When Western nations imposed economic sanctions after Russia’s annexation of Crimea in 2014, Moscow had an answer: Russia would substitute domestic products for foreign imports.
But Russia’s defense industry is still using imported parts despite the government ban, according to Russia’s top prosecutor.
“Import substitution in the defense industry remains a problem,” warned Prosecutor-General Yuri Chaika. “Instances of non-compliance with the ban to purchase foreign equipment whose counterparts are manufactured in Russia continue to be revealed.”
“In the framework of import substitution in the defense industry, it is vital to ensure compliance with the deadlines for replacing components,” said First Deputy Prosecutor General Alexander Buksman. “Raw and [other] materials produced by NATO countries and Ukraine, used to manufacture machines, arms, military and special equipment, prevent non-compliance with the ban on the budget-funded purchase of foreign equipment, analogues of which are produced in Russia.”
Unfortunately, the problem is that equivalents to Western goods are often not produced in Russia. “Russia produces few high value goods that can compete with imports,” noted a 2017 Moscow Times article. “Thanks to oil inflating the value of the ruble it has always been cheaper and easier to import finished goods than go through the process of investing money into expensive production and development lines that produce goods that are, at the end of the day, inferior to the imports.”
In Soviet times, Russia was notorious for stealing Western technology, or reverse-engineering imported Western goods (as China does today). The issue became so worrisome that in the 1980s, the Reagan administration began a covert program to deliberately send defective computer chips and other hardware to Russia in the hope that Soviet copies would be crippled.
The Russian government has tried to portray import substitution as a success. For example, in March 2019, Deputy Prime Minister Yuri Borisov claimed that Russia had been able to devise domestic replacements for American materials used in the wing of the MC-21 airliner.
Some Western experts say that sanctions have actually stimulated the Russian economy in areas such as agriculture.
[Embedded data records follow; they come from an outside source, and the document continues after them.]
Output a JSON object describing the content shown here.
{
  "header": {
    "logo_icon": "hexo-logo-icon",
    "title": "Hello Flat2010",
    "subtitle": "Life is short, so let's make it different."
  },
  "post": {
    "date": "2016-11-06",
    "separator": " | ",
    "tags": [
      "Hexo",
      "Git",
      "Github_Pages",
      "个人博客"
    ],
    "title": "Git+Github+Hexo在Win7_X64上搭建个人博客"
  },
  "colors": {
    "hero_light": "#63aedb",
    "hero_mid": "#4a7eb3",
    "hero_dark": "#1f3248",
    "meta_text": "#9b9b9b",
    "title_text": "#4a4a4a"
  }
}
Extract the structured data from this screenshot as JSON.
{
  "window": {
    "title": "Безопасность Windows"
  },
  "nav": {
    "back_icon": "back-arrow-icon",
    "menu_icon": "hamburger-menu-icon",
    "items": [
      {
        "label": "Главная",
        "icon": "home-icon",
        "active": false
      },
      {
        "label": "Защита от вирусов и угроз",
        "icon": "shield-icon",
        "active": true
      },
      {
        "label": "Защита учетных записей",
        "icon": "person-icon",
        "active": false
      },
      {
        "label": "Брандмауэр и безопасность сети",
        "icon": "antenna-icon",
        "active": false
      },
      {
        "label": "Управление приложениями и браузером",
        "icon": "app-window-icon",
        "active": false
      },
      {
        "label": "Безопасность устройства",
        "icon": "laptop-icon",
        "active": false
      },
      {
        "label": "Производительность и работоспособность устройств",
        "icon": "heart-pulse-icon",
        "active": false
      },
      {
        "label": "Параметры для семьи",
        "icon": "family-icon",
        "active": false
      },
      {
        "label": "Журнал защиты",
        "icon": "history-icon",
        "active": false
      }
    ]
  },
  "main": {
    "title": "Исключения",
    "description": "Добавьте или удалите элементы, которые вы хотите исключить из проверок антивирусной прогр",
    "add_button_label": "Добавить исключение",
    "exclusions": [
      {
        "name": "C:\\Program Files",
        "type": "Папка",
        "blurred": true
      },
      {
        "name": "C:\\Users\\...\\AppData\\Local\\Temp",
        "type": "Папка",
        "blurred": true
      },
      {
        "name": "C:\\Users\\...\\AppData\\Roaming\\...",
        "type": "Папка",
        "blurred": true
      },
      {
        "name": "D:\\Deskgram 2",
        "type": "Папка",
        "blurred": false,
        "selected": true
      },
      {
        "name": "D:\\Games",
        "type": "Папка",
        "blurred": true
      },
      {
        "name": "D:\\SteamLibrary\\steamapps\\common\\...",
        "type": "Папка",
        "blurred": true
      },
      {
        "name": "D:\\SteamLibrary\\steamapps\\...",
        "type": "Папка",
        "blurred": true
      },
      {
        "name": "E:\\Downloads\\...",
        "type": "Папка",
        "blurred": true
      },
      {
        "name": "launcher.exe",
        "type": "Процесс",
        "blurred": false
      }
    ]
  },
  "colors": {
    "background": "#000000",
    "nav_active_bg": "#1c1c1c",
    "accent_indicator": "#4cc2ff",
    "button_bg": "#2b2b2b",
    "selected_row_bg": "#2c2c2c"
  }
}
Yet others – including Russian experts – warn that sanctions are taking a bite out of Russia’s sluggish economy, which may grow as little as 1.2 percent in 2019.
Some industries, such as machine-building and metalworking, are more than 90 percent dependent on imports, Russian economist Andrei Kolganov told the Regnum news agency. “In fact, all numerically controlled machines and almost all industrial robots are imported. There is no mass production of industrial robots in the Russian Federation. Only experimental. A few years ago, the last workshop that made industrial robots closed. For other types of equipment import dependence from 60% to 80%. This applies to chemical, printing and textile equipment.”
To be fair, Russia is hardly the first nation to pursue autarky, or economic self-sufficiency. Nazi Germany tried it, with some success in looting raw materials from conquered Europe, or developing synthetic oil to replace imported petroleum. But the Nazi economy was still hampered by lack of materials that could not be substituted.
The Buy American Act, which mandates that federal agencies favor U.S.-made goods, has been around since 1933. President Trump’s tariffs will help some American industries against Chinese imports (though hurting other industries and raising consumer prices).
Still, successful autarky requires a nation that can manufacture domestically much of what it needs. Which seems to be a problem for Russia.
Michael Peck is a contributing writer for the National Interest. He can be found on Twitter and Facebook.